|Fairmont YVR: Too soft|
|Fairmont Chicago: Just right|
|Standard king on 32nd floor|
|Mies out the window. The Carbide/Carbon deco building in the distance is now a Hard Rock Cafe and Hotel.|
The plane was overbooked and crammed with gargantuan men who made up a hockey team but we finagled two seats together and I sat cautiously between a stressed out SS and a Left Wing asleep with drool dribbling into the cabin. Gorgeous day to arrive in the windy city, and arrive early, although in a holding pattern, and miracle of miracles the bag came too. Cabbed to the Fairmont (first day of baseball and Cubs traffic had the Interstate backed up). Checked in rather seamlessly. Decent room with a great SW view towards a Mies van der Rohe complex and Millennium Park with its Anish Kapoor Cloud Gate sculpture and Gehry’s Pritzker Bandshell. Common areas in the hotel not so hot, hallways and public areas a bit of a rabbit warren and with much room for improvement.

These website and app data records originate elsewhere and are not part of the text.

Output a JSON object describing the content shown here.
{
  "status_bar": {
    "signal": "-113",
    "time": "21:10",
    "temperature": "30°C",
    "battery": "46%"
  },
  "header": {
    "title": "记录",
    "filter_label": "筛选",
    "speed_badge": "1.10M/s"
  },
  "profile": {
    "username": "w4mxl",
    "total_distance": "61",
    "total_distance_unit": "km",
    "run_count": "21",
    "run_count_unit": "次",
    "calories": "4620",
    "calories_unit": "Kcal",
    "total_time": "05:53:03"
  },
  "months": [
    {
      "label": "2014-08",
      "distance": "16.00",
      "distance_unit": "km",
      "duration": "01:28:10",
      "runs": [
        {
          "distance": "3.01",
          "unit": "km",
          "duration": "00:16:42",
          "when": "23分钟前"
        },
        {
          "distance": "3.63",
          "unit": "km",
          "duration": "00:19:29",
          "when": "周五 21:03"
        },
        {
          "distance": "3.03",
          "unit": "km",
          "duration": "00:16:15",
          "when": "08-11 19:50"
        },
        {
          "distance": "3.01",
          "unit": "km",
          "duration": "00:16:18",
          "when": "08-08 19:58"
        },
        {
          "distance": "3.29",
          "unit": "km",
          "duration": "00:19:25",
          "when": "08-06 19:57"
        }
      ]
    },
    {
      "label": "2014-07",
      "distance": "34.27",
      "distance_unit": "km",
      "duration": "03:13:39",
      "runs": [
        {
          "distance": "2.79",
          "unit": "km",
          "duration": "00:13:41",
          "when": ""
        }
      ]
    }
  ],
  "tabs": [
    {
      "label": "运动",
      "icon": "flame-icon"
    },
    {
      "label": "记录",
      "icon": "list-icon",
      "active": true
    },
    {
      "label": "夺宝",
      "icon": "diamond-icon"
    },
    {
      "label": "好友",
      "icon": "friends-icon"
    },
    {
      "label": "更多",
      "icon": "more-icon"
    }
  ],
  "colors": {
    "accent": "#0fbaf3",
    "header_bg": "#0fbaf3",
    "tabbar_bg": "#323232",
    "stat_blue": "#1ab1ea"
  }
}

|Kappor’s sculpture, Millennium Park|
|Gehry’s Pritzker bandshell|
|Gehry also designed the stainless steel BP Bridge which snakes over traffic and provides a sound buffer; above and below|
|The Wrigley Building Chicago Is|
|The Medinah Temple, now a Bloomingdale’s|
|Aon Center, front, dwarfs the Chicago Fairmont behind|
|The Monadnock skyscraper. 16 stories, load bearing. Eight foot walls underground, six foot walls at street level, 18 inches at the top. Post fire, 19th century.|
|Willis, nee Sears Tower|
|Their Library. Kin to a famous YVR faux pas.|
|SS and a Calder|
|Thinking of our friend, er, Nina, that’s it|
|Beauty Bar, a hip bar on Chicago street|
|The skyline in Lego; as per below, not lifesize!|
Another gorgeous day Sunday. Even warmer. Got up lazily and packed and went out for a short walk then met Nigel for brunch, who had come from Principia en route to his training gym up in Geneva (returned to Filini, where I have to give credit to the fruit that came with my yoghurt: raspberries, blackberries, strawberries and blueberries, not a whiff of the old crutch, melon, in sight). After we finished packing, had a quick look at the Sunday paper, went to check-out, and didn’t have our gift card to pay the bill! After totally unpacking and combing through the garbage and room twice over it dawned on me that I might have accidentally given it to Nig; so I called his cell and he was miraculously still in Chicago, and not far away, so we reconnected. Phew. Jumped into a cab to the airport—and thus began the single longest cab ride of my adult life, over an hour in stop and go traffic, plodding up to O’Hare. But, again, we made it. Check-in (three seats for two! Sweet!), got some lunch at Starbucks (two small waters, two sandwiches and two cookies: $31USD. I kid you not!), and boarded early. SS watched Downton Abbey on his iPad and I wrote the blog. His birthday to boot. Happy Easter!
|Let’s see if I can remember: Glenn Cassie, Nigel Marples, Stephen Smith. Outside Aria, the Beverly Kim enterprise that seemed like a ghost town.|